The EU civilian monitoring mission which will be deployed soon to Armenia to monitor the border with Azerbaijan will include 15 German police officers, the German NTV reported citing German Government Spokesman Steffen Hebestreit.
The aim of the mission, which is initially mandated for two years, is to contribute to stability in the border areas of Armenia and thus create the conditions for normalizing relations between Armenia and Azerbaijan. That is why the federal government is sending police officers to monitor the existing ceasefire with Azerbaijan. In addition, Germany has offered to send civilian experts to Armenia.
At Armenia’s request, EUMA will carry out routine patrols and report on the situation. The situation has worsened in recent weeks due to the obstruction of traffic on the Lachin corridor between Armenia and Nagorno-Karabakh.
“The Federal Government, together with its partners in the EU, is closely monitoring the situation and, together with the European Union, is trying to find a peaceful solution to the conflict,” the German Government said.
The German government has strongly supported the establishment of the mission. It played an active role in the planning process, as the mission shows that the EU has an effective and flexible security policy instrument in civilian CSDP that can make a substantial contribution to solving crises and conflicts in its neighborhood. With the federal police officer Dr. Markus Ritter, the Federal Republic of Germany also provides the head of the mission.
Last week French MEP and former French Minister for European Affairs Nathalie Loiseau told CivilNet that French gendarmes will be sent to Armenia as part of EU mission,
“I strongly support the new EU mission with a broader scope and scale,” she noted.
She expressed her satisfaction that France will include eight gendarmes in the mission.
“The mission will start on February 20, and I will be in Armenia on that day. I welcome Armenia’s support and cooperation with the mission. The mission will be our eyes and ears on the ground, and its presence should deter new attacks. I can only hope that Azerbaijan will cooperate with the mission in good faith,” Loiseau added.
According to her, the EU is present in Armenia to build confidence, stability and security and will therefore be open to contacts with all interested parties.

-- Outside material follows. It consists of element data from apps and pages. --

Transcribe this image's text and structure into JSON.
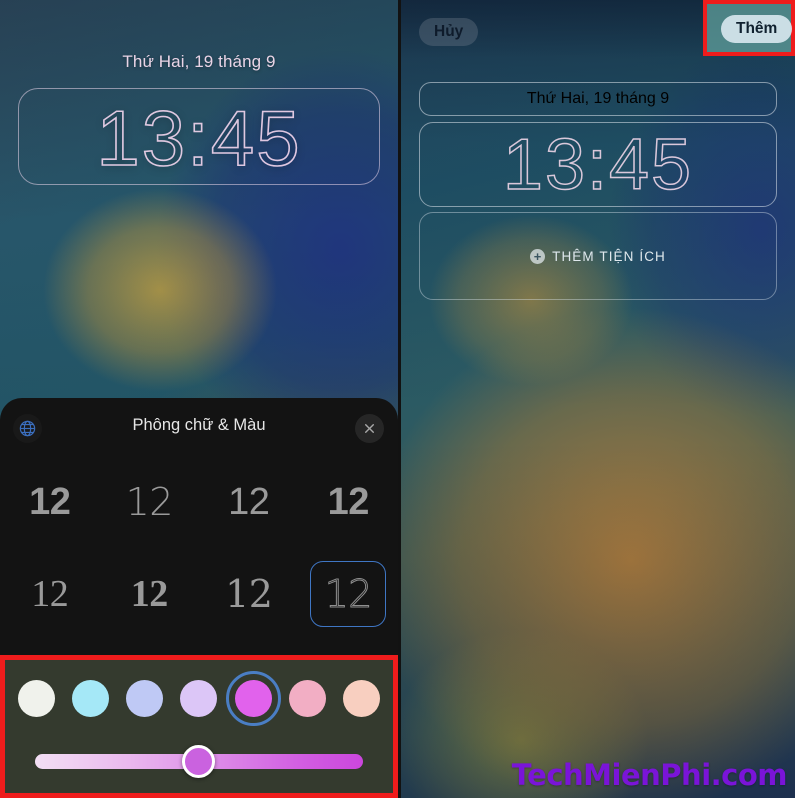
{
  "left_phone": {
    "lockscreen": {
      "date": "Thứ Hai, 19 tháng 9",
      "time": "13:45"
    },
    "font_sheet": {
      "title": "Phông chữ & Màu",
      "globe_icon": "globe-icon",
      "close_icon": "close-icon",
      "font_options": [
        {
          "label": "12",
          "style": "sans-bold",
          "selected": false
        },
        {
          "label": "12",
          "style": "sans-light",
          "selected": false
        },
        {
          "label": "12",
          "style": "sans-reg",
          "selected": false
        },
        {
          "label": "12",
          "style": "sans-cond",
          "selected": false
        },
        {
          "label": "12",
          "style": "serif-reg",
          "selected": false
        },
        {
          "label": "12",
          "style": "serif-bold",
          "selected": false
        },
        {
          "label": "12",
          "style": "serif-alt",
          "selected": false
        },
        {
          "label": "12",
          "style": "outline",
          "selected": true
        }
      ]
    },
    "color_picker": {
      "swatches": [
        {
          "name": "white",
          "hex": "#f0f2ec",
          "selected": false
        },
        {
          "name": "cyan",
          "hex": "#a5e8f7",
          "selected": false
        },
        {
          "name": "periwinkle",
          "hex": "#bfc9f5",
          "selected": false
        },
        {
          "name": "lavender",
          "hex": "#dcc6f7",
          "selected": false
        },
        {
          "name": "magenta",
          "hex": "#e162ec",
          "selected": true
        },
        {
          "name": "pink",
          "hex": "#f2aec4",
          "selected": false
        },
        {
          "name": "peach",
          "hex": "#f8cfc0",
          "selected": false
        }
      ],
      "intensity_slider": {
        "value_percent": 50,
        "gradient_from": "#f3dff4",
        "gradient_to": "#cb46dd",
        "thumb_hex": "#ca62df"
      },
      "highlight_color": "#ef1c1c"
    }
  },
  "right_phone": {
    "toolbar": {
      "cancel_label": "Hủy",
      "add_label": "Thêm",
      "add_highlight_color": "#ef1c1c"
    },
    "lockscreen": {
      "date": "Thứ Hai, 19 tháng 9",
      "time": "13:45",
      "widget_placeholder": "THÊM TIỆN ÍCH",
      "widget_plus_icon": "plus-circle-icon"
    }
  },
  "watermark": {
    "text": "TechMienPhi.com",
    "hex": "#7a14d8"
  }
}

On February 20, 2023, EUMA will start its work as a civilian, non-executive and unarmed CSDP mission in Armenia. The decision was made on January 23, 2023 by the Council of the European Union based on an invitation from the Armenian government. The mission will include a total of 100 people, of whom a maximum of 15 will be German civil servants.